At Thrive, one of our primary goals is to make learning fun. The first step towards this for us is to work hard to build great rapport with our clients! Our hope is that, at the end of the day, through fun and effective ABA, our clients will increase not only their assessment scores, but also their happiness and the happiness of their families.
Bullying and teasing is a very real fear for children with autism and their parents. While many parents and teachers offer suggestions with the best of intentions, it’s often horrible advice – and our teens and preteens know it! Just tell the teacher? Ask them to stop teasing me? Unfortunately, in most situations, we are setting our teens up for further social stigma.
Are you concerned about your child’s development? Do you think your child might be showing signs of autism? Although the signs of autism can be complicated and specific to each child, parents should always trust their instincts. There are ways to find answers to alleviate or confirm any suspicions you may have. If you think your child might be showing signs of autism, there is a screening tool to help you find guidance.
As awareness of Autism Spectrum Disorder (ASD) spreads, it is becoming increasingly common for many adults to begin to recognize signs and symptoms of autism in themselves and seek out more information. As many of these adults learn, finding information and answers isn’t typically a straightforward and simple process, as resources for adults with autism can be difficult to secure. Frequently, when resources are located, many people find long waitlists for diagnostic evaluations and a lack of professionals providing ongoing support services. Learning more about how autism may impact a person as an adult may be a helpful first step on this journey.
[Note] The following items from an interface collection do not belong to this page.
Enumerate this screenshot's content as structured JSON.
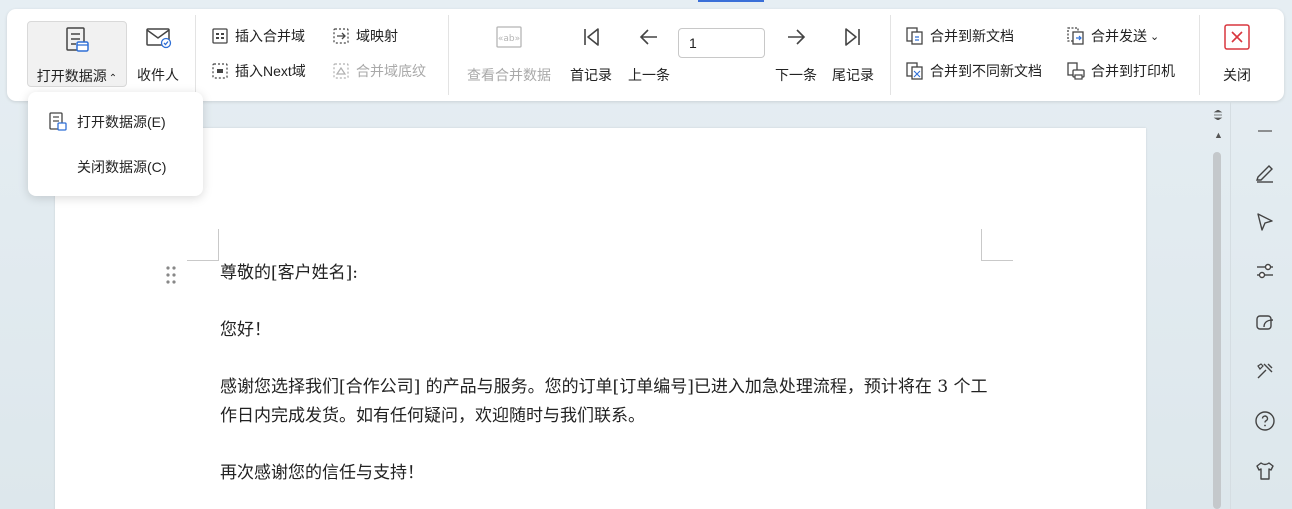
{
  "ribbon": {
    "open_datasource": "打开数据源",
    "recipients": "收件人",
    "insert_merge_field": "插入合并域",
    "field_mapping": "域映射",
    "insert_next_field": "插入Next域",
    "merge_field_shading": "合并域底纹",
    "view_merged_data": "查看合并数据",
    "first_record": "首记录",
    "prev_record": "上一条",
    "record_number": "1",
    "next_record": "下一条",
    "last_record": "尾记录",
    "merge_to_new_doc": "合并到新文档",
    "merge_to_different_docs": "合并到不同新文档",
    "merge_send": "合并发送",
    "merge_to_printer": "合并到打印机",
    "close": "关闭"
  },
  "dropdown": {
    "items": [
      {
        "label": "打开数据源(E)",
        "icon": "datasource-icon"
      },
      {
        "label": "关闭数据源(C)"
      }
    ]
  },
  "document": {
    "paragraphs": [
      "尊敬的[客户姓名]:",
      "您好！",
      "感谢您选择我们[合作公司] 的产品与服务。您的订单[订单编号]已进入加急处理流程，预计将在 3 个工作日内完成发货。如有任何疑问，欢迎随时与我们联系。",
      "再次感谢您的信任与支持！"
    ]
  },
  "colors": {
    "accent": "#3a6fd8",
    "close_red": "#d9363e",
    "disabled": "#a9a9a9"
  },
  "sidebar_icons": [
    "minimize-icon",
    "pen-icon",
    "cursor-icon",
    "sliders-icon",
    "shapes-icon",
    "tools-icon",
    "help-icon",
    "shirt-icon"
  ]
}
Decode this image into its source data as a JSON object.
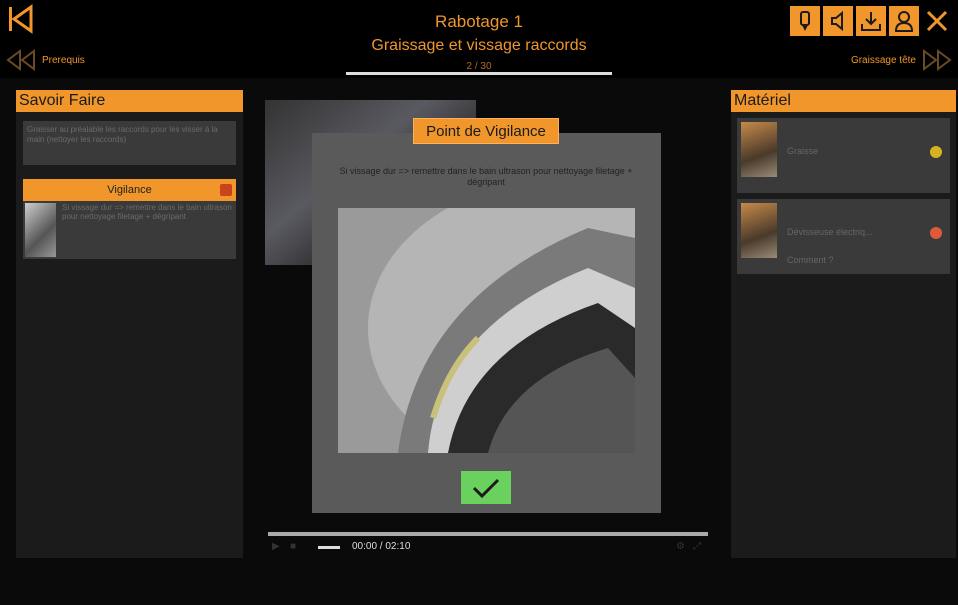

At Thrive Autism Solutions, our values are at the core of everything we do. One of these values is to “give hope through knowledge.” Whether it’s walking a family who’s coming to terms with a new autism diagnosis through the importance of early intervention, or collaborating with them to address a long-standing behavior concern, connecting our families to the resources they need is one of our favorite parts of our jobs.
One of the hallmarks of Autism Spectrum Disorder is difficulty related to social interactions. These difficulties can be mild, like difficulty keeping a conversation going, or more intense, like self-isolation. It can be difficult as a parent to feel like your child will have to work harder to have close friendships. Through ABA, we can work to improve social interactions and make it easier for your child to engage with his or her peers.
If it takes a village to raise a child, it takes many villages to provide quality services to children with special needs. Each village is made up of professionals with specific knowledge. They speak different languages and have different rules, but children receive the best services when everyone works together. Providers also benefit, gaining skills and building relationships with each other. This collaboration is so important it has a name - coordination of care.
Families of individuals with autism understand the daily struggle of everyday tasks and interactions. For siblings, understanding how to interact with that family member can be challenging. Young children often don’t know how to react to a sibling with autism. They may shy away from that sibling and not want to participate in activities. When supporting a child with autism in your family, it can be helpful to know how to help everyone better understand their sibling with autism.
Imagine a trip to the dentist or doctor’s office when you already suffer from heightened sensory experiences or are unable to communicate. Would that environment feel comforting or would you fear the worst?
It is BACK TO SCHOOL time! The start of school is both a time of joy and a time of caution for parents of children with autism as they know the challenges that come with adjusting to changing schedules. For teachers, the start of a new school year brings new opportunities.